“This year feels a bit less tenuous then last and orders have been strong going into December,” said Andrus. “While Black Friday wasn't stellar, we're seeing replenishment orders already that indicate we'll still be ending the year strong.”
One executive at a major footwear chain also believes the crucial shopping days still lie ahead.
“We had the type of Black Friday we've seen in prior years,” the exec said. “You get the big spike and then as expected sales on Saturday were nowhere near where they were on Friday. Now we'll wait for the next big spike that comes right before you get to Christmas.”
Looking at the broader market for November, discounters Kohl’s (+3.3%), Ross Stores (+8.0%) and the TJX Cos. (+8.0%) sustained growth as price-savvy consumers continued their assault on deeply-discounted designer labels. At Kohl’s, which heftily exceeded analysts forecasts and has posted comp growth for five straight months, President and CEO Kevin Mansell said the company saw a 10% increase in transactions for November, further indicating that Kohl’s has achieved an optimal balance of value and quality.
At Ross, strong November sales of shoes and dress items and strength from the Southwest and Northwest regions boosted sales nearly two percentage points above analysts’ expectations.
Trendy discounter Target continued to struggle as consumers opted for deeper apparel and footwear discounts at “bargain bin” chains. Representatives said strong sales of consumer electronics, toys and apparel, as well as household goods, small appliances and beauty had boosted results on top of a strong holiday weekend, but soft sales in the first three weeks of November were too much to overcome. Target comps slid 1.5% in November, more than the 0.5% decline forecasted by analysts.
As expected, things weren’t so rosy for department stores and teen retailers for the month, where comps declined 4.5% and 5.5%, respectively. For department stores, Nordstrom, which traditionally offers a wider range of price points than competitors like Macy’s and Saks, continued to break the luxury mold, posting commendable comps growth of 2.2% after 6.5% growth in October.
Nordstrom was the lone bright spot within the luxury sector as Neiman Marcus (-5.9%) and Saks (-26.1%) continued to struggle to move high price points. Saks, which managed to fall below analysts’ predictions of a decline of 20.8%, was deeply affected by tough 2008 comparisons and the shift of a designer clearance event from the year-ago period.
JC Penney saw month-over-month comps slip to a decline of 5.9% compared to a decline of 4.5% in October, while Stage Stores whiffed on forecasts, posting a 12.5% decline after analysts expected a decline of about 5.3%. Macy’s posted a 6.1% decrease for the month.

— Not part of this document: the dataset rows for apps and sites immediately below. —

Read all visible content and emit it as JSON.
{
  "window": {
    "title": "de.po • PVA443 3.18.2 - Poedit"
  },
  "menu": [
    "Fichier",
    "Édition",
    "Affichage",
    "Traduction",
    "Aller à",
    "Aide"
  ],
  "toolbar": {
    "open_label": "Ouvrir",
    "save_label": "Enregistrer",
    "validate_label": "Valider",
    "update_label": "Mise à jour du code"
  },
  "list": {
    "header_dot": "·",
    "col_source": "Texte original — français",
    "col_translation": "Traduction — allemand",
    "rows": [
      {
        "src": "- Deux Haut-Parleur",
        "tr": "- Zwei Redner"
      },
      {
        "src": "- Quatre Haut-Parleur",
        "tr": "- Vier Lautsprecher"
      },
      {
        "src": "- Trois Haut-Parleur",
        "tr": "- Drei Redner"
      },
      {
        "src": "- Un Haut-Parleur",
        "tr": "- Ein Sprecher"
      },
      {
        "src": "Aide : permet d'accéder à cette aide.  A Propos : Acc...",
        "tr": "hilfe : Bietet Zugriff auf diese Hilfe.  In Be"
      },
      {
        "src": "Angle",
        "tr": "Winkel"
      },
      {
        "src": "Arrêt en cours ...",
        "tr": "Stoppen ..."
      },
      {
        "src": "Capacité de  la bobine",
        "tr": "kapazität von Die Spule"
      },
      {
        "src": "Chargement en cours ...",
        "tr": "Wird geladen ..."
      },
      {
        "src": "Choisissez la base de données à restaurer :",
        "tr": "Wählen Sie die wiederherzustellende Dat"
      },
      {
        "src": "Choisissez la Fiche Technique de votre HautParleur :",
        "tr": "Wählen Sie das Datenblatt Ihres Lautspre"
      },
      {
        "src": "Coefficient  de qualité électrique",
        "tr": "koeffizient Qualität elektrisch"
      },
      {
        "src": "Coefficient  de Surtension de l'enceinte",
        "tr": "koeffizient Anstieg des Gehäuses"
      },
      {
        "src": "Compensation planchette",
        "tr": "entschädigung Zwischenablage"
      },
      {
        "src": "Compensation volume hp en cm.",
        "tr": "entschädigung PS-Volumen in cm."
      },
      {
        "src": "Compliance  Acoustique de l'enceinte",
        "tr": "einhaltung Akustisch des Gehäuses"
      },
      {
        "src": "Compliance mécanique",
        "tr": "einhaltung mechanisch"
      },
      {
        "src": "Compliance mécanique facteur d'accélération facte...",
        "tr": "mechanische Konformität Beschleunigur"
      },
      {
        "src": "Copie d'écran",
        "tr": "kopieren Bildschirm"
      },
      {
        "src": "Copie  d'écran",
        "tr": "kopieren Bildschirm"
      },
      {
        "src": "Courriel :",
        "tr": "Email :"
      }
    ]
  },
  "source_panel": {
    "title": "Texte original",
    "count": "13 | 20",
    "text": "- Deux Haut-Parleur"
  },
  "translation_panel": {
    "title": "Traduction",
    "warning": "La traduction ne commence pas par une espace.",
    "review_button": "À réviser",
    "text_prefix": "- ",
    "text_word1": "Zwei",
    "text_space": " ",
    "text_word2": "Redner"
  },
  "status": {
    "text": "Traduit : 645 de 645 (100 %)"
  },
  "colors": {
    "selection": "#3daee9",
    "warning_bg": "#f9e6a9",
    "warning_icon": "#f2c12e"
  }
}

At teen retailers, Aeropostale and The Buckle continued to be the lone bright spots, posting comp growth of 7.0% and 1.4%, respectively – albeit still missing estimates. Abercrombie & Fitch — despite attempts to revive business with complimentary gift card promotions — heftily missed expectations by posting November comps that were off 17.0%. Abercrombie continued to experience significant challenges from its fast-fading Hollister brand, which reported a 23% comp sales decline for the month. Gap Inc. reported flat November comps as strength from its Old Navy North America brand (+6%) offset weakness in its Banana Republic NA (-4%) and Gap NA (-4%).
Looking ahead, the ISCS anticipates that same-store sales will rise by 2% to 3 % in December as consumers complete more of the holiday shopping later than last year and confirmed its original Holiday season forecast calling for about 1% growth.
In related news, a report recently issued by the Labor Department indicated that the unemployment rate fell to 10% in November a pleasant surprise to many experts who expected it to remain constant with the rate of 10.2% reported in October. The report indicated that the unemployment rate dropped partially because the number of jobless Americans dropped by 325,000 to 15.4 million. Hidden within the numbers, though, is the fact that more and more of the unemployed are giving up on looking for work.